This was the period of various ‘motor mergers’ in the Midlands. First Rover allied with Alvis, then in March of 1967 Rover itself was swallowed by Leyland. Leyland were not in the least interested in a low volume bespoke motor car of any description and since the last Alvis car had left the factory in August of 1967, any move to revive it was utterly doomed. Alvis management did, it is understood, see the car and drive it when a Wood and Pickett director drove the car up to the Alvis factory in Coventry. The month was October, the reception polite, but with tooling suspended there was no way forward. There were no orders and no production facilities either. The ending was even sadder as Wood and Pickett Ltd, being the only participants in the project who had not been paid, took possession of the vehicle and eventually sold it to Guy Salmon Ltd in 1968. Built at a cost in excess of £10,000, this V8 Alvis would have been sold at around £6000 had production got underway. Compare this to the retail price of a 1967 Jensen Interceptor of £3,743 it could hardly have been considered cheap. If it had made it to production two years earlier and without the ‘‘merger factor” it could well have found itself a niche in the market place. Such is the execution of the concept, the car has survived to this day with enthusiastic care and attention to keep alive the only 5.4-litre Alvis in existence.
According to documented records, RYX 997F was advertised by dealers Guy Salmon in 1968 in Autocar magazine for £3,950 but was subsequently sold for less in May of 1969 to a Somerset farmer with fewer than 1,000 miles on the clock. The Burns Special was later sold to an enthusiast in the North of England where it remained for the next ten years. It was then purchased by a reclusive collector called Michael Wrest. The vehicle then passed into the hands of another enthusiast in Wigan before appearing in the auction at the 1983 Northern Classic Car Show held at Bellevue in Manchester. It was spotted at the event by a Mr Holt and his mother; apparently she wanted the car on the spot purely because of its sumptuous white leather interior. Stockport florist Holt already owned an Alvis TA14 Tickford at the time and subsequently looked after the car and inherited it when his mother passed away.
We are informed by the current owner that he purchased the vehicle from Mr Holt in July of 2009 and since that time a great deal of time, effort and money have been invested.
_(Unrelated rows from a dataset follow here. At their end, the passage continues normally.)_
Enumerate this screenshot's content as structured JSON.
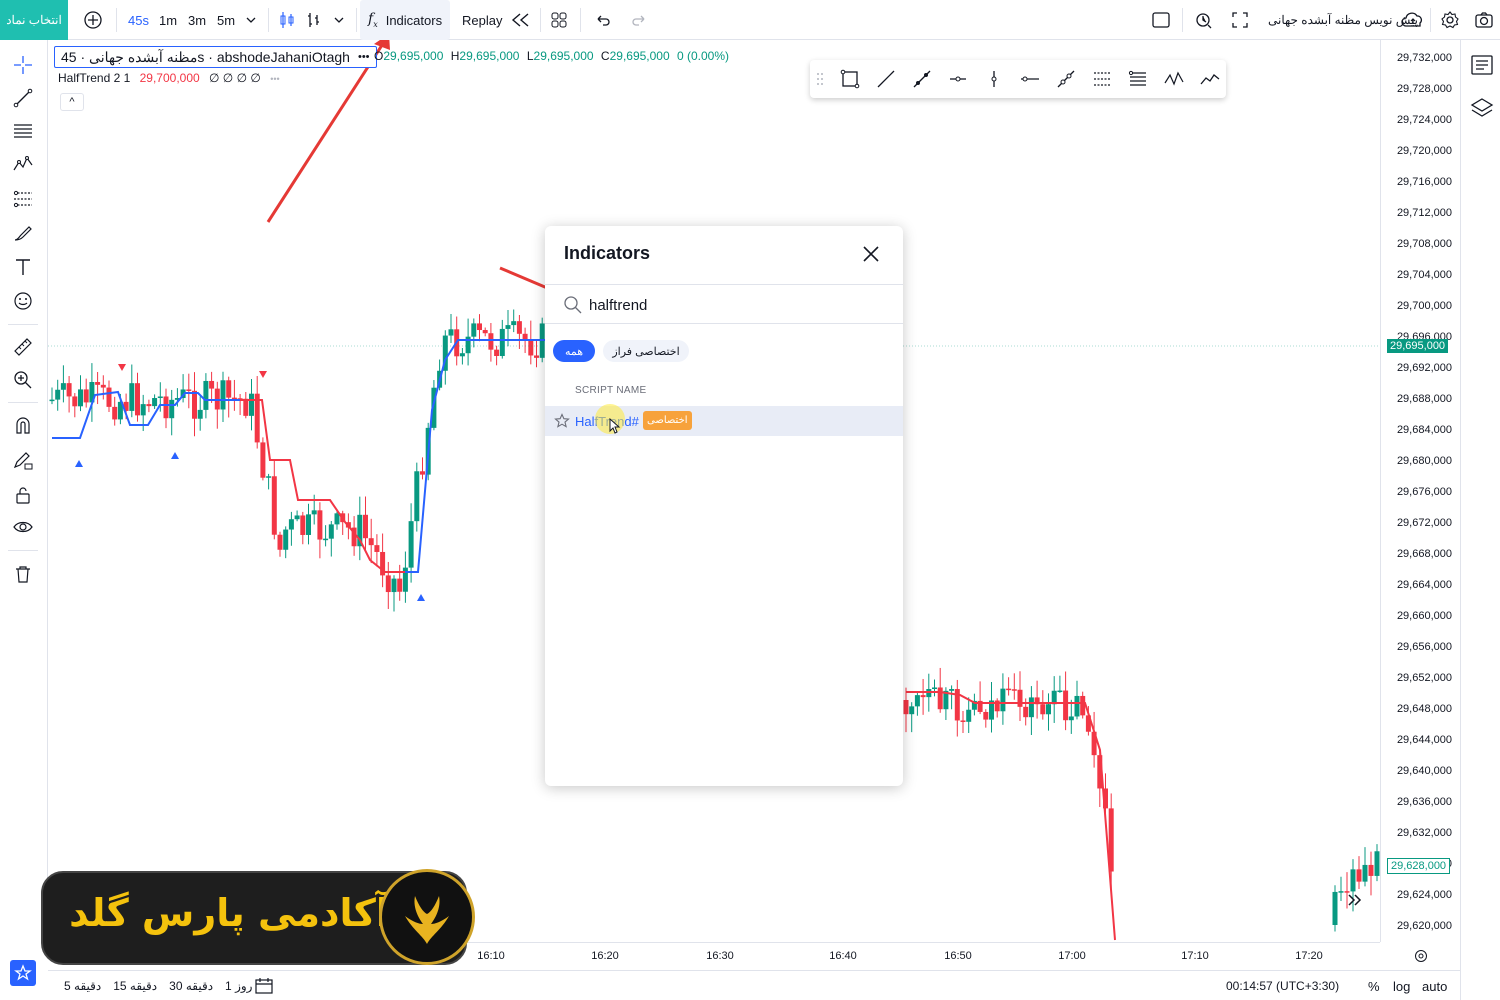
{
  "topbar": {
    "symbol_button": "انتخاب نماد",
    "intervals": [
      "45s",
      "1m",
      "3m",
      "5m"
    ],
    "indicators_label": "Indicators",
    "replay_label": "Replay",
    "layout_name": "پیش نویس مظنه آبشده جهانی"
  },
  "legend": {
    "symbol": "مظنه آبشده جهانی · 45s · abshodeJahaniOtagh",
    "more": "•••",
    "ohlc": {
      "o_key": "O",
      "o_val": "29,695,000",
      "h_key": "H",
      "h_val": "29,695,000",
      "l_key": "L",
      "l_val": "29,695,000",
      "c_key": "C",
      "c_val": "29,695,000",
      "change": "0 (0.00%)"
    },
    "indicator": {
      "name": "HalfTrend 2 1",
      "value": "29,700,000",
      "extra": "∅ ∅ ∅ ∅",
      "dots": "•••"
    },
    "collapse": "^"
  },
  "price_axis": {
    "labels": [
      "29,732,000",
      "29,728,000",
      "29,724,000",
      "29,720,000",
      "29,716,000",
      "29,712,000",
      "29,708,000",
      "29,704,000",
      "29,700,000",
      "29,696,000",
      "29,692,000",
      "29,688,000",
      "29,684,000",
      "29,680,000",
      "29,676,000",
      "29,672,000",
      "29,668,000",
      "29,664,000",
      "29,660,000",
      "29,656,000",
      "29,652,000",
      "29,648,000",
      "29,644,000",
      "29,640,000",
      "29,636,000",
      "29,632,000",
      "29,628,000",
      "29,624,000",
      "29,620,000"
    ],
    "current_price": "29,695,000",
    "marker_price": "29,628,000"
  },
  "time_axis": {
    "labels": [
      "16:10",
      "16:20",
      "16:30",
      "16:40",
      "16:50",
      "17:00",
      "17:10",
      "17:20"
    ]
  },
  "bottombar": {
    "ranges": [
      "روز 1",
      "دقیقه 30",
      "دقیقه 15",
      "دقیقه 5"
    ],
    "clock": "00:14:57 (UTC+3:30)",
    "percent": "%",
    "log": "log",
    "auto": "auto"
  },
  "dialog": {
    "title": "Indicators",
    "search_value": "halftrend",
    "chip_all": "همه",
    "chip_private": "اختصاصی فراز",
    "column_header": "SCRIPT NAME",
    "result_name": "HalfTrend#",
    "result_badge": "اختصاصی"
  },
  "logo": {
    "text": "آکادمی پارس گلد"
  },
  "colors": {
    "up": "#089981",
    "down": "#f23645",
    "accent": "#2962ff",
    "symbol_button": "#1fbfb0",
    "halftrend_up": "#2962ff",
    "halftrend_down": "#f23645",
    "badge": "#f7a23b",
    "annotation_arrow": "#e53935"
  },
  "icons": [
    "symbol-search-icon",
    "compare-plus-icon",
    "chevron-down-icon",
    "candles-icon",
    "bars-icon",
    "fx-icon",
    "rewind-icon",
    "layout-grid-icon",
    "undo-icon",
    "redo-icon",
    "fullscreen-box-icon",
    "alert-clock-icon",
    "expand-icon",
    "cloud-icon",
    "settings-icon",
    "camera-icon",
    "crosshair-icon",
    "trendline-icon",
    "fib-lines-icon",
    "pattern-icon",
    "gann-icon",
    "brush-icon",
    "text-icon",
    "emoji-icon",
    "ruler-icon",
    "zoom-icon",
    "magnet-icon",
    "pencil-lock-icon",
    "lock-icon",
    "eye-icon",
    "trash-icon",
    "watchlist-icon",
    "layers-icon",
    "close-icon",
    "search-icon",
    "star-icon"
  ]
}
This includes bills totalling just under £9,500.00 with an Alvis specialist in the North of England for various mechanical repairs and maintenance including a cylinder head rebuild in 2011. Other major expenditure also includes a £4,500.00 re-trim to original specification and refurbishment of the internal woodwork.
RYX 997F was a concours winner at the Alvis Owners Club International Day 2010 and was also displayed on the Alvis Club Owners Stand at the Birmingham NEC Classic Car Show in November 2012.
I know if I had the £50-60k they were asking for it I would have been well tempted. What a gentleman’s car. Exquisite.